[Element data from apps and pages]
━━━━

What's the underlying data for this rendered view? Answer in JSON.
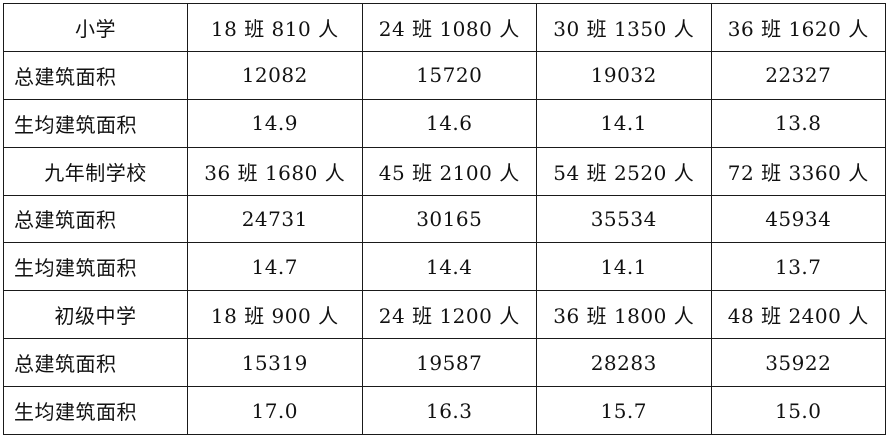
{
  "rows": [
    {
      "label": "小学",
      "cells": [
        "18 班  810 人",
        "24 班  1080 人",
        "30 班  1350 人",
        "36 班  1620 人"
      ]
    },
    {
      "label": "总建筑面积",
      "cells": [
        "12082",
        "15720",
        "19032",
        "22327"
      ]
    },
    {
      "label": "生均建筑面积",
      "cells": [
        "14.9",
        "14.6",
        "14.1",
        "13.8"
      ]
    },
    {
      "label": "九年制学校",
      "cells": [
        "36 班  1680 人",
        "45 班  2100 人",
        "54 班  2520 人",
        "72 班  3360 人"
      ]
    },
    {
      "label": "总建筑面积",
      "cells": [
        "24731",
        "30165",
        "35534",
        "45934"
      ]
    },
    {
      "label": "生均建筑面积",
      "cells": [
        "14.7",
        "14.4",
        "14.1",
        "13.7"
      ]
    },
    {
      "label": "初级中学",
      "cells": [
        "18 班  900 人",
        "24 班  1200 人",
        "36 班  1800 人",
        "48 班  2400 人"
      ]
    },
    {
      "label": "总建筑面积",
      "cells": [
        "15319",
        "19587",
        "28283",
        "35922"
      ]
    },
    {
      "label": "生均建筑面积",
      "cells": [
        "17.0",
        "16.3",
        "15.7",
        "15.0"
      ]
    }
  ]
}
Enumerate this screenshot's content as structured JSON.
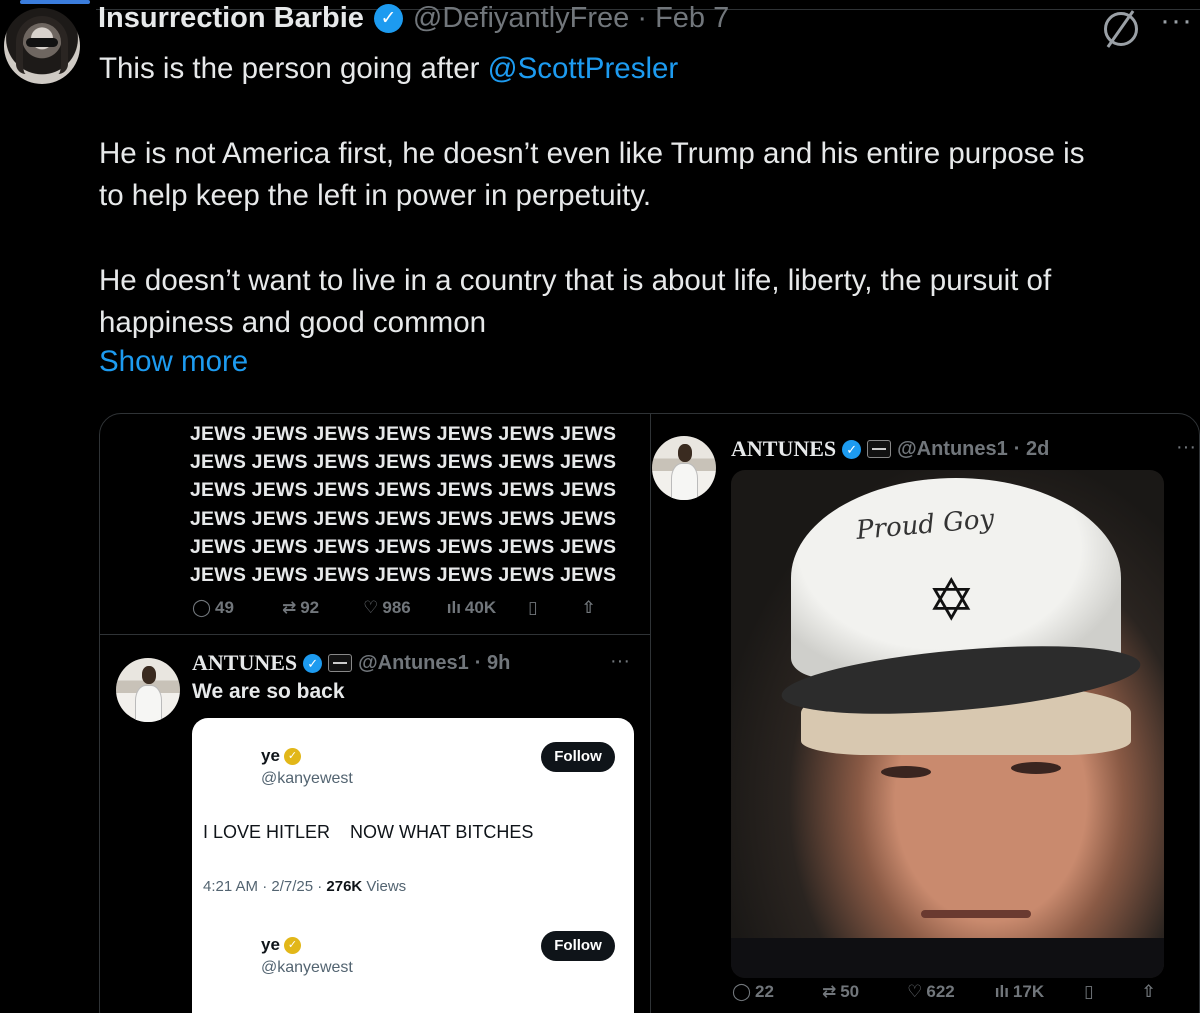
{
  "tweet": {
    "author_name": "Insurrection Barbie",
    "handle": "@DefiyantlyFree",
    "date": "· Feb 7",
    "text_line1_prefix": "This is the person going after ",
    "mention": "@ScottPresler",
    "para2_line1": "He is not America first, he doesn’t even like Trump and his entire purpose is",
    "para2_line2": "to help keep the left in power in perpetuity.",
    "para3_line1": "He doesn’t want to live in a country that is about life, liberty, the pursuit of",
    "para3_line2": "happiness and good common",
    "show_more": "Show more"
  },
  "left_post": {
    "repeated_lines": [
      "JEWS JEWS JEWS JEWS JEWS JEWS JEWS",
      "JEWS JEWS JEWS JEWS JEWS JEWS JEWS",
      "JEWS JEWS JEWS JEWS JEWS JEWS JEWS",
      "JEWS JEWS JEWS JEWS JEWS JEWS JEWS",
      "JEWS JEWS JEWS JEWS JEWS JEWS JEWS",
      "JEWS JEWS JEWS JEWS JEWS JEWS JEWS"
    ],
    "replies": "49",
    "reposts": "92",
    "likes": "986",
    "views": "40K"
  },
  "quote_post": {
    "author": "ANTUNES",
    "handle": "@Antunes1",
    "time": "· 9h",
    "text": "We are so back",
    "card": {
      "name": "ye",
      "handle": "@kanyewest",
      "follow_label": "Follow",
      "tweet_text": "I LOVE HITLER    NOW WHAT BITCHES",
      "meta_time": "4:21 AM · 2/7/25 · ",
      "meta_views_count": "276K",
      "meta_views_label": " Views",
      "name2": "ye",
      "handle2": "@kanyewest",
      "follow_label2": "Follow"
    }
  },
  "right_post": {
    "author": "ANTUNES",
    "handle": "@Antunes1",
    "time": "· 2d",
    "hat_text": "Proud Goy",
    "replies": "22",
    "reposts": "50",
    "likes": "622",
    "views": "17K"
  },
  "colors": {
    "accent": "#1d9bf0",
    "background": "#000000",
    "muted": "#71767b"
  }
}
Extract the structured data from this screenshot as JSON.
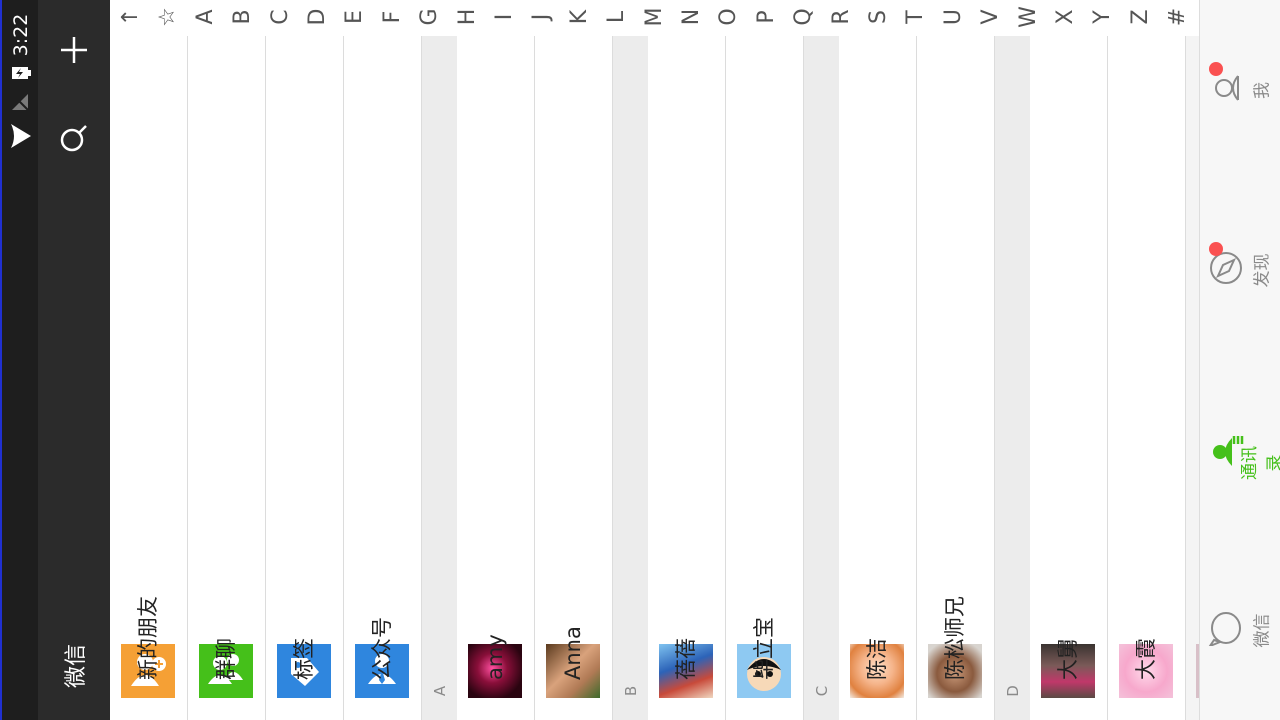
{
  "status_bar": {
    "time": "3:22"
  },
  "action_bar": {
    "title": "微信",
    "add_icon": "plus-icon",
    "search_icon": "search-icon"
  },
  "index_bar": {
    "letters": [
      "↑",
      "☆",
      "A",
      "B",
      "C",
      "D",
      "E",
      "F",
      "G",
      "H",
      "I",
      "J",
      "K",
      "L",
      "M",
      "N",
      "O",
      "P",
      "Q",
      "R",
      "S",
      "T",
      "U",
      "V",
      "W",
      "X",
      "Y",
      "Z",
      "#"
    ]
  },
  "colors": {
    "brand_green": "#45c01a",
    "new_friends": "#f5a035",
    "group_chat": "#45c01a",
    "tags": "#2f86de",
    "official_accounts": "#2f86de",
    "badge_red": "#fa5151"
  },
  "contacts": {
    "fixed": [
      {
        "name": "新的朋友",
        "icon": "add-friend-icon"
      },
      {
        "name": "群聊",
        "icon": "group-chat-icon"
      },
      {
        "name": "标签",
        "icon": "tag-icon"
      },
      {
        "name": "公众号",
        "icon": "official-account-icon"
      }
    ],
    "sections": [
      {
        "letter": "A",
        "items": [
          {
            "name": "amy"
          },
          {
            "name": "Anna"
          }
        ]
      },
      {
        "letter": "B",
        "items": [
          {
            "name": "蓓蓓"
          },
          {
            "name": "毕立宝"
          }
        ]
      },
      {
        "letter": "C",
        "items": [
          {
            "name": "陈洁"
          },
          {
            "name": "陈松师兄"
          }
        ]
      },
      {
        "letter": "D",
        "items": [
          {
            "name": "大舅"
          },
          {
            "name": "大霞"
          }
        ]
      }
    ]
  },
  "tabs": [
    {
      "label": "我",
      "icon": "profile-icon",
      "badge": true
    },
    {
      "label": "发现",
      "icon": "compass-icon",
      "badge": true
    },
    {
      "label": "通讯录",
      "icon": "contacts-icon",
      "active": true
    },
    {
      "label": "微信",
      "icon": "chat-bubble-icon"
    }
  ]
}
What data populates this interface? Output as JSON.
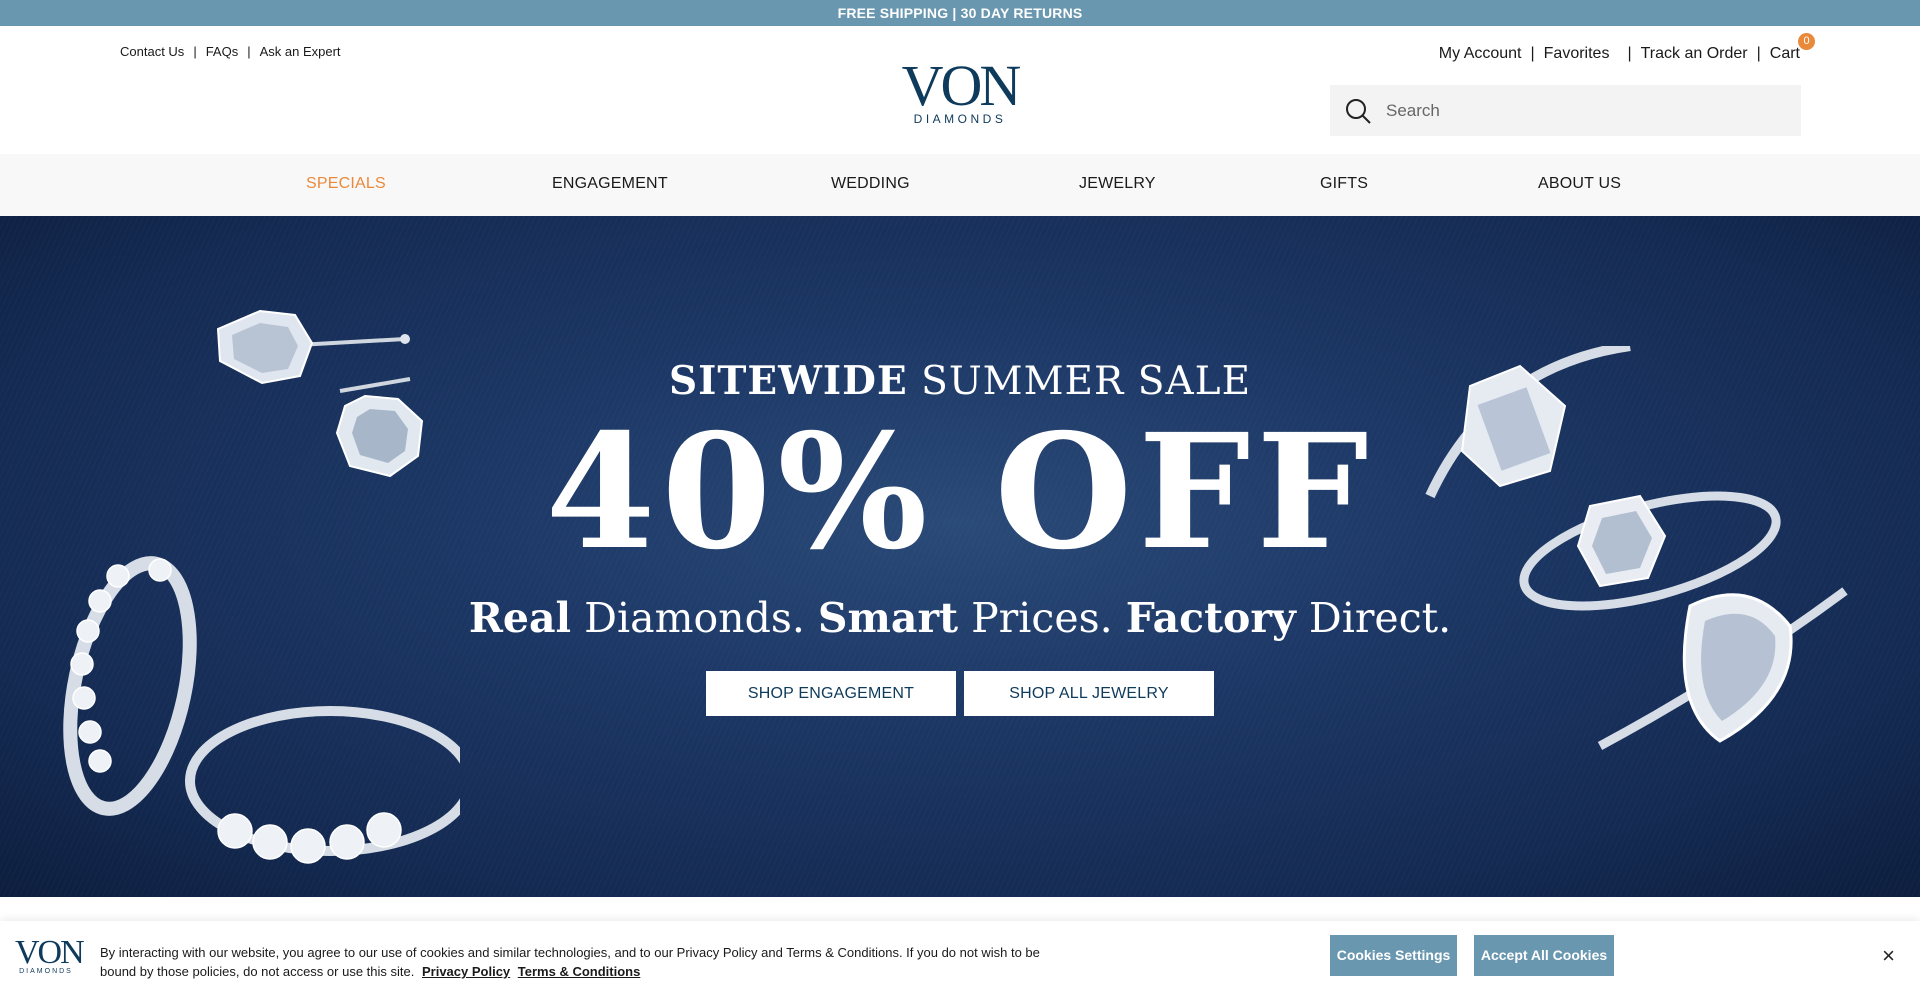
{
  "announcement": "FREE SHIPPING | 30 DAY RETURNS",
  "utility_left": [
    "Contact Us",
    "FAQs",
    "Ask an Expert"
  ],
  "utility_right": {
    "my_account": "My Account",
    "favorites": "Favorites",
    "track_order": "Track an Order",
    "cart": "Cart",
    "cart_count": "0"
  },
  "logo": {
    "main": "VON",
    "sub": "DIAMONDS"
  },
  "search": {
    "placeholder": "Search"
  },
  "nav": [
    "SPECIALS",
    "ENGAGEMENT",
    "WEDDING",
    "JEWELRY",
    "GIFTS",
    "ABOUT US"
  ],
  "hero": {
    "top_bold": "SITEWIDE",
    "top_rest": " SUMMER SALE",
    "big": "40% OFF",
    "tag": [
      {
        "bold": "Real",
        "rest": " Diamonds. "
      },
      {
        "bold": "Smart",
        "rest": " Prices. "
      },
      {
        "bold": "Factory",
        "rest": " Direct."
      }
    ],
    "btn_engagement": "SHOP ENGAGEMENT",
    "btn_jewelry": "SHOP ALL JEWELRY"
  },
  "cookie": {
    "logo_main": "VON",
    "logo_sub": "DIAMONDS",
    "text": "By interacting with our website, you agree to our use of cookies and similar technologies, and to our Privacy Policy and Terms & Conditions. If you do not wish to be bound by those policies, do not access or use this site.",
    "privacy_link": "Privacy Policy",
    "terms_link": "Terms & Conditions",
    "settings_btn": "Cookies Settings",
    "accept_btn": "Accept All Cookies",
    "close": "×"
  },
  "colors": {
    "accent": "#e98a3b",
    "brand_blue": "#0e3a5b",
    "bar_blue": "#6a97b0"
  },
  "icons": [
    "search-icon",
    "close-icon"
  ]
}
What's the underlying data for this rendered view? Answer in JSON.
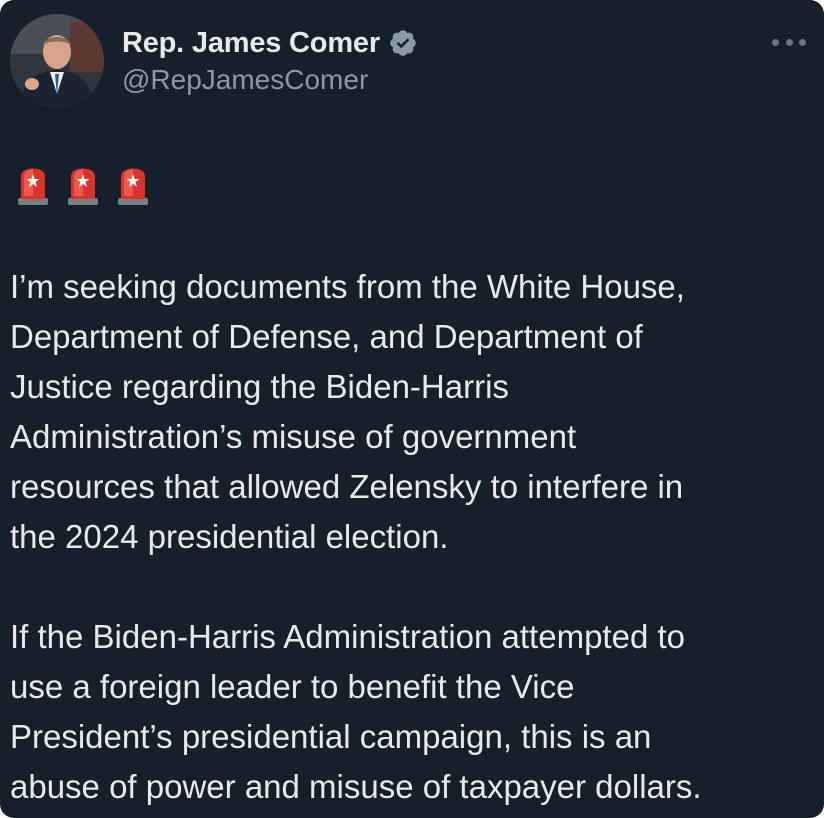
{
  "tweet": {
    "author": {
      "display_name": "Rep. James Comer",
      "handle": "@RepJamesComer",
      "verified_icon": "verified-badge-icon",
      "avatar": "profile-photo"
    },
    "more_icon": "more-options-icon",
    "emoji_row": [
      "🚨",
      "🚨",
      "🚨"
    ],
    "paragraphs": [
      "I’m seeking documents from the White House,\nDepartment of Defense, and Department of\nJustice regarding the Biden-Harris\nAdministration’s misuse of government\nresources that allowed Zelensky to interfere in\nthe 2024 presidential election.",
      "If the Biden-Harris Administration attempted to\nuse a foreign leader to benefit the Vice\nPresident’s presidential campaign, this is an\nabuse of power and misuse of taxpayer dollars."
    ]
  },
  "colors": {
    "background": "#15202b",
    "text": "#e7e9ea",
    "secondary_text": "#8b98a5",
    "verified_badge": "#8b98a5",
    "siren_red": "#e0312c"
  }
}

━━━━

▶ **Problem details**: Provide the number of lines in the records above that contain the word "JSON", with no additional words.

▶ **Your response**: 5